The key is to begin with where they are. Each day my students begin their morning by writing in their journals. We all know that kindergartners are full of thoughts and ideas. If so, how does it get resolved? I model this activity with my students several times to help them understand and master the concept.
Students are free to write about a topic of their choice. A photo story is another way of using pictures to organize or create a story. What do you think about the ending?
Use the questions you have asked in Step 3 as a guide to help the child plan the story. After students are comfortable with the writing process, I begin to introduce them to the mechanics of writing simple sentences.
Is there a connection, either in words or pictures, between the ending and the beginning of the story? If there is information about the author on the book jacket, you might read it together.
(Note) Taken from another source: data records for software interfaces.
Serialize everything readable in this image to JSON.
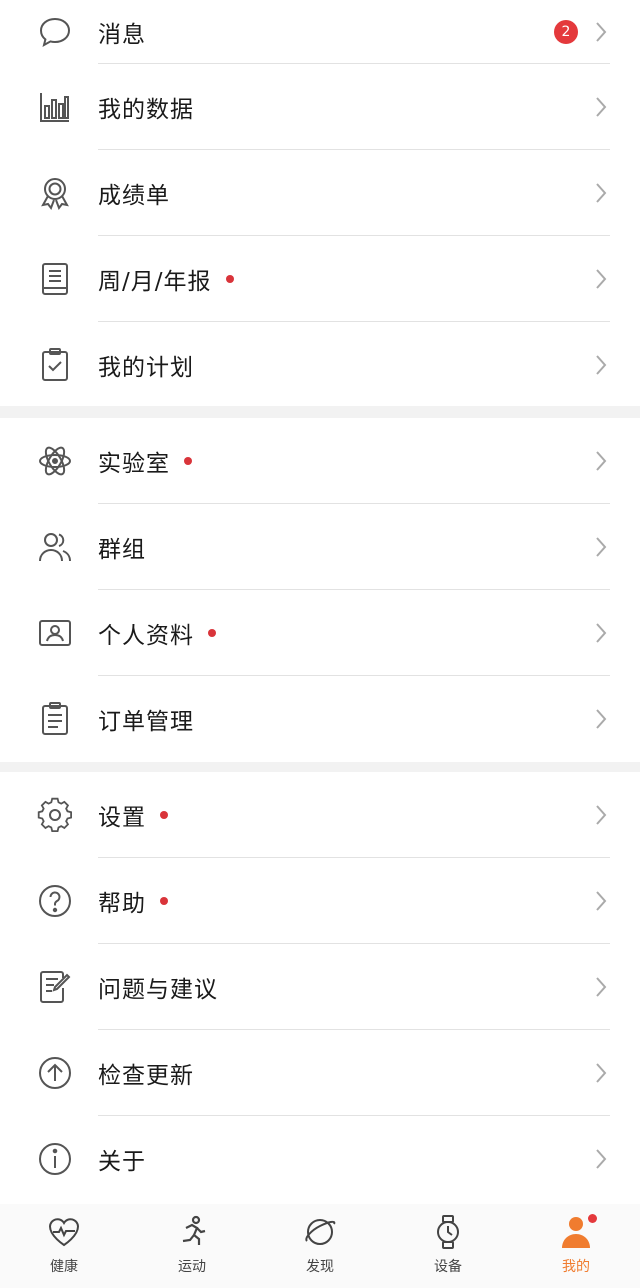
{
  "menu_groups": [
    {
      "items": [
        {
          "label": "消息",
          "icon": "message-bubble-icon",
          "badge": "2",
          "dot": false
        },
        {
          "label": "我的数据",
          "icon": "bar-chart-icon",
          "dot": false
        },
        {
          "label": "成绩单",
          "icon": "award-medal-icon",
          "dot": false
        },
        {
          "label": "周/月/年报",
          "icon": "report-book-icon",
          "dot": true
        },
        {
          "label": "我的计划",
          "icon": "clipboard-check-icon",
          "dot": false
        }
      ]
    },
    {
      "items": [
        {
          "label": "实验室",
          "icon": "atom-lab-icon",
          "dot": true
        },
        {
          "label": "群组",
          "icon": "group-users-icon",
          "dot": false
        },
        {
          "label": "个人资料",
          "icon": "profile-card-icon",
          "dot": true
        },
        {
          "label": "订单管理",
          "icon": "order-list-icon",
          "dot": false
        }
      ]
    },
    {
      "items": [
        {
          "label": "设置",
          "icon": "gear-icon",
          "dot": true
        },
        {
          "label": "帮助",
          "icon": "help-circle-icon",
          "dot": true
        },
        {
          "label": "问题与建议",
          "icon": "feedback-edit-icon",
          "dot": false
        },
        {
          "label": "检查更新",
          "icon": "update-arrow-icon",
          "dot": false
        },
        {
          "label": "关于",
          "icon": "info-circle-icon",
          "dot": false
        }
      ]
    }
  ],
  "tabbar": {
    "tabs": [
      {
        "label": "健康",
        "icon": "heart-pulse-icon",
        "active": false
      },
      {
        "label": "运动",
        "icon": "running-person-icon",
        "active": false
      },
      {
        "label": "发现",
        "icon": "planet-icon",
        "active": false
      },
      {
        "label": "设备",
        "icon": "watch-icon",
        "active": false
      },
      {
        "label": "我的",
        "icon": "person-icon",
        "active": true,
        "dot": true
      }
    ]
  },
  "colors": {
    "accent": "#f07c2f",
    "badge": "#e4393c",
    "dot": "#d9343a",
    "icon_stroke": "#555555"
  }
}
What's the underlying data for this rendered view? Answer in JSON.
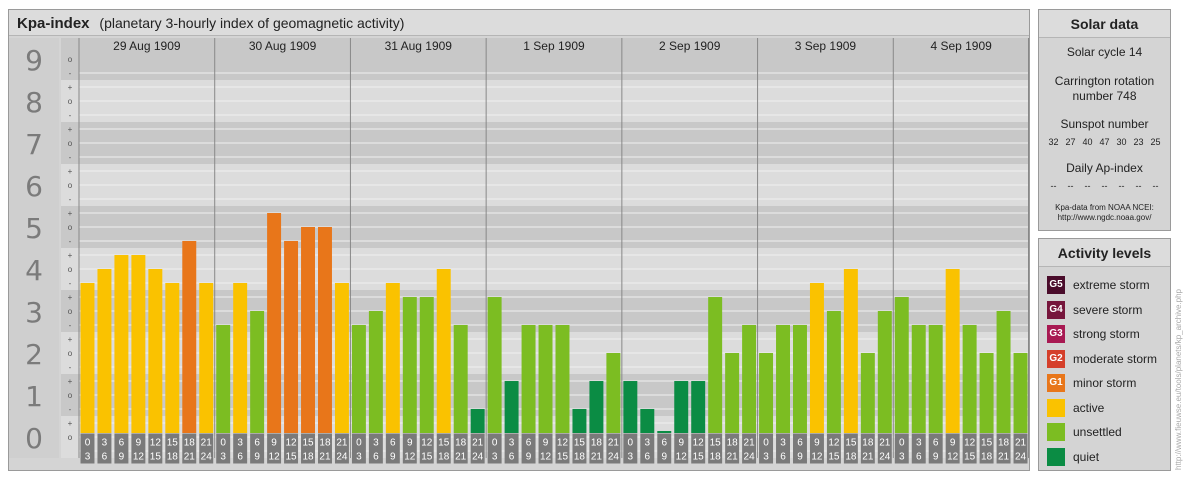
{
  "header": {
    "title": "Kpa-index",
    "subtitle": "(planetary 3-hourly index of geomagnetic activity)"
  },
  "chart_data": {
    "type": "bar",
    "title": "Kpa-index",
    "subtitle": "(planetary 3-hourly index of geomagnetic activity)",
    "ylim": [
      0,
      9
    ],
    "y_ticks": [
      "0",
      "1",
      "2",
      "3",
      "4",
      "5",
      "6",
      "7",
      "8",
      "9"
    ],
    "sub_ticks": [
      "-",
      "o",
      "+"
    ],
    "days": [
      "29 Aug 1909",
      "30 Aug 1909",
      "31 Aug 1909",
      "1 Sep 1909",
      "2 Sep 1909",
      "3 Sep 1909",
      "4 Sep 1909"
    ],
    "interval_start": [
      "0",
      "3",
      "6",
      "9",
      "12",
      "15",
      "18",
      "21"
    ],
    "interval_end": [
      "3",
      "6",
      "9",
      "12",
      "15",
      "18",
      "21",
      "24"
    ],
    "values": [
      3.667,
      4.0,
      4.333,
      4.333,
      4.0,
      3.667,
      4.667,
      3.667,
      2.667,
      3.667,
      3.0,
      5.333,
      4.667,
      5.0,
      5.0,
      3.667,
      2.667,
      3.0,
      3.667,
      3.333,
      3.333,
      4.0,
      2.667,
      0.667,
      3.333,
      1.333,
      2.667,
      2.667,
      2.667,
      0.667,
      1.333,
      2.0,
      1.333,
      0.667,
      0.0,
      1.333,
      1.333,
      3.333,
      2.0,
      2.667,
      2.0,
      2.667,
      2.667,
      3.667,
      3.0,
      4.0,
      2.0,
      3.0,
      3.333,
      2.667,
      2.667,
      4.0,
      2.667,
      2.0,
      3.0,
      2.0
    ],
    "legend_placement": "right",
    "grid": true
  },
  "colors": {
    "quiet": "#0b8c44",
    "unsettled": "#7cbd22",
    "active": "#fac200",
    "minor_storm": "#e8761a",
    "moderate_storm": "#d53f2a",
    "strong_storm": "#a81952",
    "severe_storm": "#76163c",
    "extreme_storm": "#4a0c2b",
    "band_dark": "#c8c8c8",
    "band_light": "#dcdcdc",
    "axis_label": "#7b7b7b",
    "interval_bg": "#7a7a7a"
  },
  "solar": {
    "title": "Solar data",
    "cycle": "Solar cycle 14",
    "rotation_line1": "Carrington rotation",
    "rotation_line2": "number 748",
    "sunspot_label": "Sunspot number",
    "sunspot_values": [
      "32",
      "27",
      "40",
      "47",
      "30",
      "23",
      "25"
    ],
    "ap_label": "Daily Ap-index",
    "ap_values": [
      "--",
      "--",
      "--",
      "--",
      "--",
      "--",
      "--"
    ],
    "source_line1": "Kpa-data from NOAA NCEI:",
    "source_line2": "http://www.ngdc.noaa.gov/"
  },
  "levels": {
    "title": "Activity levels",
    "items": [
      {
        "code": "G5",
        "label": "extreme storm",
        "color": "#4a0c2b"
      },
      {
        "code": "G4",
        "label": "severe storm",
        "color": "#76163c"
      },
      {
        "code": "G3",
        "label": "strong storm",
        "color": "#a81952"
      },
      {
        "code": "G2",
        "label": "moderate storm",
        "color": "#d53f2a"
      },
      {
        "code": "G1",
        "label": "minor storm",
        "color": "#e8761a"
      },
      {
        "code": "",
        "label": "active",
        "color": "#fac200"
      },
      {
        "code": "",
        "label": "unsettled",
        "color": "#7cbd22"
      },
      {
        "code": "",
        "label": "quiet",
        "color": "#0b8c44"
      }
    ]
  },
  "watermark": "http://www.fieuwse.eu/tools/planets/kp_archive.php"
}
Once the child has picked a final order for the story ask him or her to write several sentences or even a paragraph for each picture that tells that part of the story.
Journals encourage students to retell or create their own stories as well as to practice fine motor skills and letter formation. Keep this book on the shelf with other stories and encourage the child to read it to you. Is there a problem that occurs in the story? When I use writing prompts, I always give my students several to choose from.
Who are the characters? But as much fun as it can be, writing a story can also seem like a challenge to a child or an adult! I like to begin the sentence and have my students finish it. What is the beginning of the story?
Descriptive Sentences Once my students have mastered writing simple sentences, I encourage them to add a little sparkle to their work.
When teaching students about writing, I explain to them that writing is like telling a story on paper. Writing Prompts Later in the school year students are ready to move toward creative writing.
Ask him or her to read you the story. Have a child cut pictures out of magazines or take photos with a digital camera. Encourage the child to fill in any missing information or detail that might make the story funnier or more interesting.
While you are reading and when you are done, talk about the different parts of the story, asking questions such as: Once the child has chosen a topic, help him or her create a storyboard. What writing strategies do you use in your classroom?Trapping the Robbers: Writing a Story; Essay Writing: My Summer Vacation; Getalong Gets Better; How will online story writing worksheets help your child?
Writing stories helps kids organize their thoughts and express themselves in a coherent manner. They learn to communicate in a variety of ways through writing.
Context of writing.
A five year old girl wrote this story during Kindergarten writing workshop where students are given free choice of topics. What is this child able to do as a writer?
This student has an idea she wants to share with her pictures and a sentence.
She is using a clear sentence to tell about her picture. Kindergarten students have so much to write. The problem is they just donâ t know how to put their thoughts and ideas on paper.
Strategies for Teaching Writing in Kindergarten When teaching students about writing, I explain to them that writing is like telling a story on paper.
I begin by showing them what their thoughts look like. For. If you’re the parent or teacher of a student who falls in the latter category—or a student who just loves to write—print out our writing stories worksheets.
With exciting story prompts, illustrations and storytelling cards, as well as tips for story structure, kids of all ages will become more at ease with writing. Kindergarten Writing Worksheets Kindergarten is a pivotal year for young writers. Kindergarteners learn the alphabet and use it to form their first short words.
Writing stories also helps children better read, and understand, stories written by other people.
But as much fun as it can be, writing a story can also seem like a challenge to a child (or an adult!).Download